### Data provided

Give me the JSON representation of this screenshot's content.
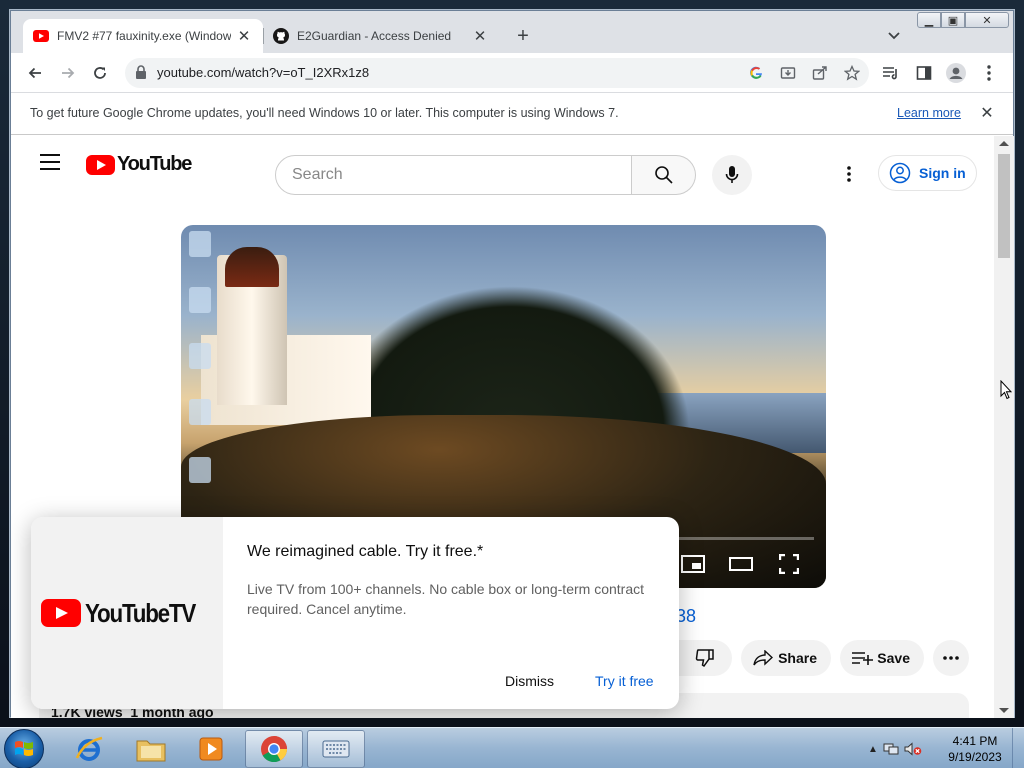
{
  "browser": {
    "tabs": [
      {
        "title": "FMV2 #77 fauxinity.exe (Window",
        "favicon": "youtube-icon",
        "active": true
      },
      {
        "title": "E2Guardian - Access Denied",
        "favicon": "github-icon",
        "active": false
      }
    ],
    "url": "youtube.com/watch?v=oT_I2XRx1z8",
    "infobar": {
      "message": "To get future Google Chrome updates, you'll need Windows 10 or later. This computer is using Windows 7.",
      "link": "Learn more"
    }
  },
  "youtube": {
    "logo_text": "YouTube",
    "search_placeholder": "Search",
    "sign_in": "Sign in",
    "title_fragment": "38",
    "actions": {
      "share": "Share",
      "save": "Save"
    },
    "views_line": "1.7K views  1 month ago"
  },
  "popup": {
    "logo_text": "YouTubeTV",
    "heading": "We reimagined cable. Try it free.*",
    "body": "Live TV from 100+ channels. No cable box or long-term contract required. Cancel anytime.",
    "dismiss": "Dismiss",
    "try": "Try it free"
  },
  "taskbar": {
    "apps": [
      "internet-explorer-icon",
      "file-explorer-icon",
      "media-player-icon",
      "chrome-icon",
      "keyboard-icon"
    ],
    "time": "4:41 PM",
    "date": "9/19/2023"
  },
  "colors": {
    "youtube_red": "#ff0000",
    "link_blue": "#065fd4",
    "chrome_link": "#1a58b7"
  }
}
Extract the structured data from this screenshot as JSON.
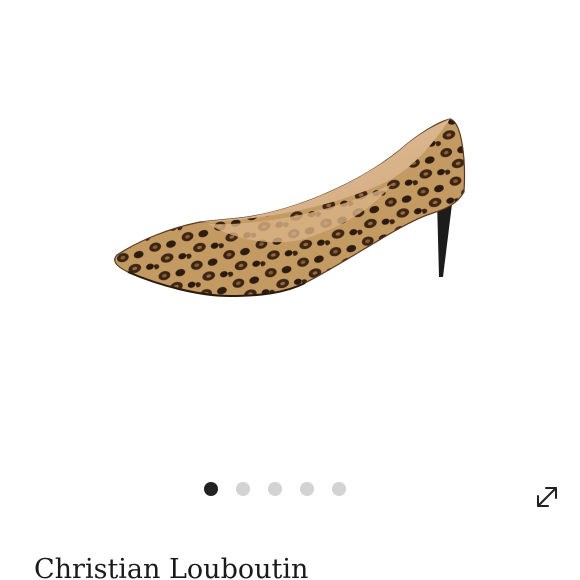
{
  "product": {
    "brand": "Christian Louboutin",
    "image_icon": "leopard-print-pump-image"
  },
  "carousel": {
    "slides": [
      {
        "active": true
      },
      {
        "active": false
      },
      {
        "active": false
      },
      {
        "active": false
      },
      {
        "active": false
      }
    ],
    "expand_icon": "expand-arrows-icon"
  },
  "colors": {
    "active_dot": "#222222",
    "inactive_dot": "#d3d3d3",
    "text": "#1a1a1a"
  }
}
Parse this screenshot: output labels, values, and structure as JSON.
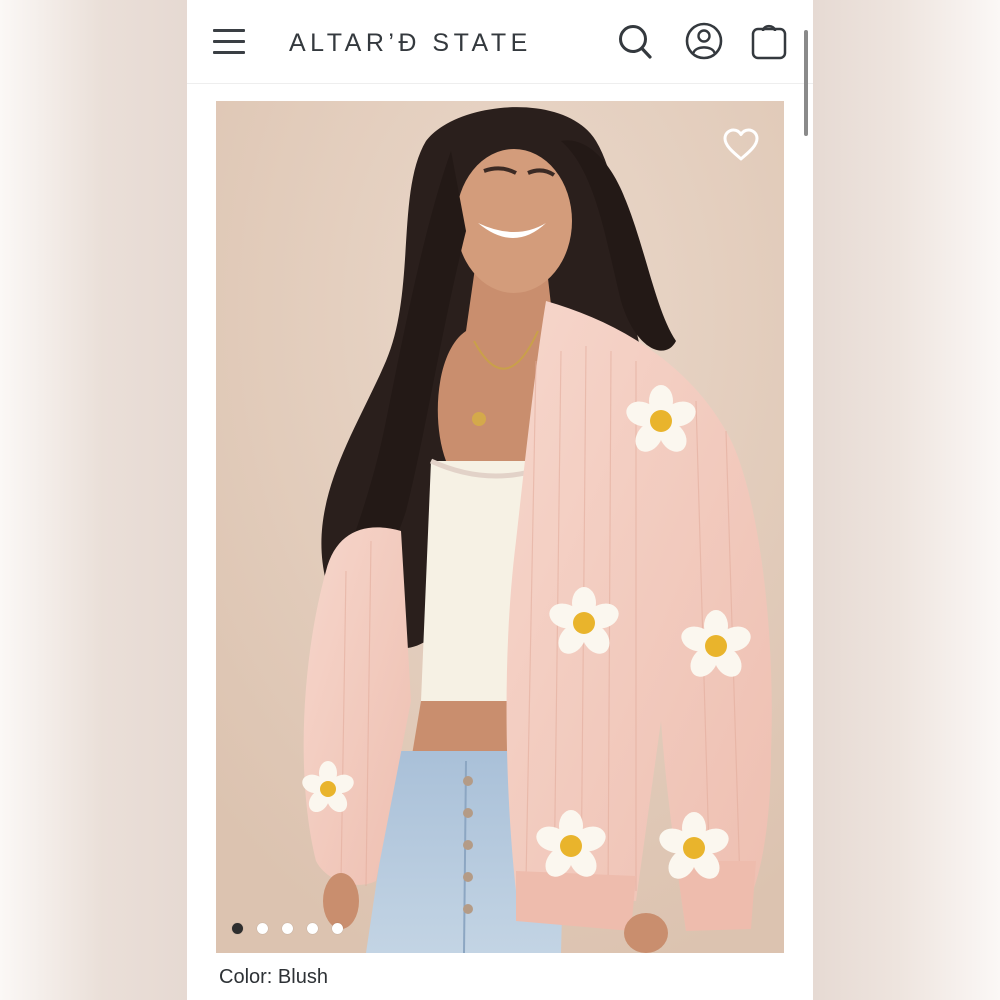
{
  "header": {
    "logo_text": "ALTAR’Ɖ STATE",
    "menu_icon": "hamburger-menu-icon",
    "search_icon": "search-icon",
    "account_icon": "account-icon",
    "bag_icon": "shopping-bag-icon"
  },
  "product": {
    "image_alt": "Blush knit cardigan with daisy appliqués",
    "wishlist_icon": "heart-icon",
    "carousel": {
      "count": 5,
      "active_index": 0
    },
    "color_label": "Color:",
    "color_value": "Blush"
  },
  "colors": {
    "text": "#34393e",
    "background": "#ffffff",
    "photo_backdrop": "#e2cdbd",
    "cardigan": "#f2cbbf",
    "daisy_petal": "#fbf7ef",
    "daisy_center": "#e9b42c"
  }
}
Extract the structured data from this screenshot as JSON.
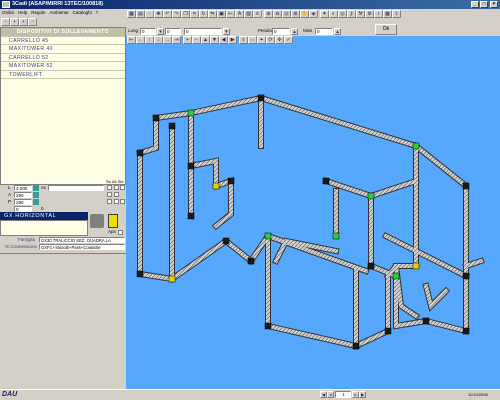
{
  "window": {
    "title": "3Cadi (ASAP/MIRRI 13TEC/100818)",
    "min_glyph": "_",
    "max_glyph": "□",
    "close_glyph": "×"
  },
  "menu": [
    "Ordini",
    "Help",
    "Regole",
    "Ambiente",
    "Cataloghi",
    "?"
  ],
  "toolbar": {
    "lung_label": "Lung",
    "lung_value": "0",
    "second_value": "0",
    "third_value": "0",
    "pendio_label": "Pendio",
    "pendio_value": "0",
    "misura_label": "Miss",
    "misura_value": "0",
    "ok_label": "Ok"
  },
  "categories": {
    "header": "DISPOSITIVI DI SOLLEVAMENTO",
    "items": [
      "CARRELLO 45",
      "MAXITOWER 40",
      "CARRELLO 52",
      "MAXITOWER 52",
      "TOWERLIFT"
    ]
  },
  "params": {
    "rows": [
      {
        "key": "L",
        "value": "3.000",
        "unit": "Ac"
      },
      {
        "key": "A",
        "value": "290",
        "unit": ""
      },
      {
        "key": "P",
        "value": "290",
        "unit": ""
      },
      {
        "key": "",
        "value": "0",
        "unit": "0"
      }
    ],
    "col_headers": "Se Alt Ste",
    "selected_item": "GX HORIZONTAL",
    "apx_label": "Apx"
  },
  "info": {
    "famiglia_label": "Famiglia",
    "famiglia_value": "GX30 TRALICCIO SEZ. QUADRA LA",
    "connessione_label": "Gi Connessione",
    "connessione_value": "GXFC+Spigotti+Pass+Coppiglie"
  },
  "status": {
    "logo": "DAU",
    "page": "1",
    "date": "11/10/2008"
  },
  "colors": {
    "canvas": "#56a8ff",
    "truss": "#c8c8c8",
    "truss_dark": "#1a1a1a",
    "connector_green": "#2ecc40",
    "connector_yellow": "#e8d000"
  }
}
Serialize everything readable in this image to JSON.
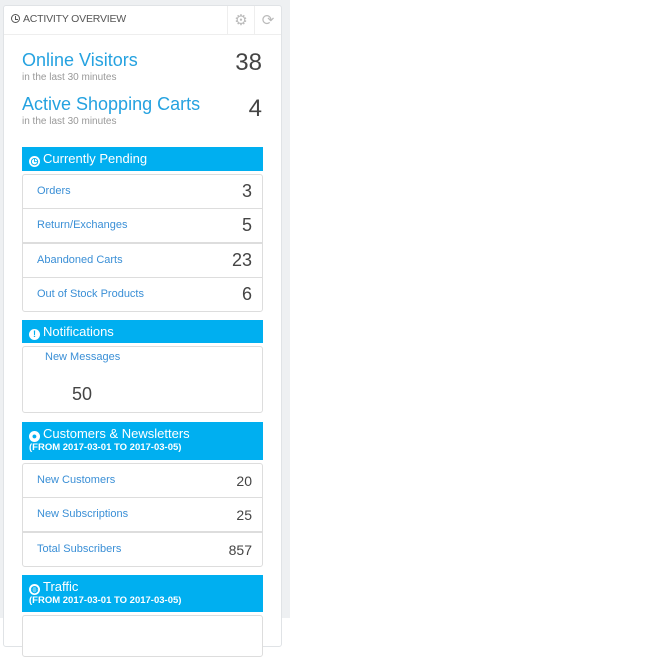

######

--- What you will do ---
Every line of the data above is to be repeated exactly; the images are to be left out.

--- Reply to the task ---
Give me the JSON representation of this screenshot's content.
{
  "browser": {
    "tabs": [
      {
        "title": "FMV2 #77 fauxinity.exe (Window",
        "favicon": "youtube-icon",
        "active": true
      },
      {
        "title": "E2Guardian - Access Denied",
        "favicon": "github-icon",
        "active": false
      }
    ],
    "url": "youtube.com/watch?v=oT_I2XRx1z8",
    "infobar": {
      "message": "To get future Google Chrome updates, you'll need Windows 10 or later. This computer is using Windows 7.",
      "link": "Learn more"
    }
  },
  "youtube": {
    "logo_text": "YouTube",
    "search_placeholder": "Search",
    "sign_in": "Sign in",
    "title_fragment": "38",
    "actions": {
      "share": "Share",
      "save": "Save"
    },
    "views_line": "1.7K views  1 month ago"
  },
  "popup": {
    "logo_text": "YouTubeTV",
    "heading": "We reimagined cable. Try it free.*",
    "body": "Live TV from 100+ channels. No cable box or long-term contract required. Cancel anytime.",
    "dismiss": "Dismiss",
    "try": "Try it free"
  },
  "taskbar": {
    "apps": [
      "internet-explorer-icon",
      "file-explorer-icon",
      "media-player-icon",
      "chrome-icon",
      "keyboard-icon"
    ],
    "time": "4:41 PM",
    "date": "9/19/2023"
  },
  "colors": {
    "youtube_red": "#ff0000",
    "link_blue": "#065fd4",
    "chrome_link": "#1a58b7"
  }
}
Extract the structured data from this screenshot as JSON.
{
  "product": {
    "brand": "Christian Louboutin",
    "image_icon": "leopard-print-pump-image"
  },
  "carousel": {
    "slides": [
      {
        "active": true
      },
      {
        "active": false
      },
      {
        "active": false
      },
      {
        "active": false
      },
      {
        "active": false
      }
    ],
    "expand_icon": "expand-arrows-icon"
  },
  "colors": {
    "active_dot": "#222222",
    "inactive_dot": "#d3d3d3",
    "text": "#1a1a1a"
  }
}
Parse this screenshot: output labels, values, and structure as JSON.
{
  "header": {
    "logo_text": "ALTAR’Ɖ STATE",
    "menu_icon": "hamburger-menu-icon",
    "search_icon": "search-icon",
    "account_icon": "account-icon",
    "bag_icon": "shopping-bag-icon"
  },
  "product": {
    "image_alt": "Blush knit cardigan with daisy appliqués",
    "wishlist_icon": "heart-icon",
    "carousel": {
      "count": 5,
      "active_index": 0
    },
    "color_label": "Color:",
    "color_value": "Blush"
  },
  "colors": {
    "text": "#34393e",
    "background": "#ffffff",
    "photo_backdrop": "#e2cdbd",
    "cardigan": "#f2cbbf",
    "daisy_petal": "#fbf7ef",
    "daisy_center": "#e9b42c"
  }
}
Extract the structured data from this screenshot as JSON.
{
  "window": {
    "title": "3Cadi (ASAP/MIRRI 13TEC/100818)",
    "min_glyph": "_",
    "max_glyph": "□",
    "close_glyph": "×"
  },
  "menu": [
    "Ordini",
    "Help",
    "Regole",
    "Ambiente",
    "Cataloghi",
    "?"
  ],
  "toolbar": {
    "lung_label": "Lung",
    "lung_value": "0",
    "second_value": "0",
    "third_value": "0",
    "pendio_label": "Pendio",
    "pendio_value": "0",
    "misura_label": "Miss",
    "misura_value": "0",
    "ok_label": "Ok"
  },
  "categories": {
    "header": "DISPOSITIVI DI SOLLEVAMENTO",
    "items": [
      "CARRELLO 45",
      "MAXITOWER 40",
      "CARRELLO 52",
      "MAXITOWER 52",
      "TOWERLIFT"
    ]
  },
  "params": {
    "rows": [
      {
        "key": "L",
        "value": "3.000",
        "unit": "Ac"
      },
      {
        "key": "A",
        "value": "290",
        "unit": ""
      },
      {
        "key": "P",
        "value": "290",
        "unit": ""
      },
      {
        "key": "",
        "value": "0",
        "unit": "0"
      }
    ],
    "col_headers": "Se Alt Ste",
    "selected_item": "GX HORIZONTAL",
    "apx_label": "Apx"
  },
  "info": {
    "famiglia_label": "Famiglia",
    "famiglia_value": "GX30 TRALICCIO SEZ. QUADRA LA",
    "connessione_label": "Gi Connessione",
    "connessione_value": "GXFC+Spigotti+Pass+Coppiglie"
  },
  "status": {
    "logo": "DAU",
    "page": "1",
    "date": "11/10/2008"
  },
  "colors": {
    "canvas": "#56a8ff",
    "truss": "#c8c8c8",
    "truss_dark": "#1a1a1a",
    "connector_green": "#2ecc40",
    "connector_yellow": "#e8d000"
  }
}
Serialize everything readable in this image to JSON.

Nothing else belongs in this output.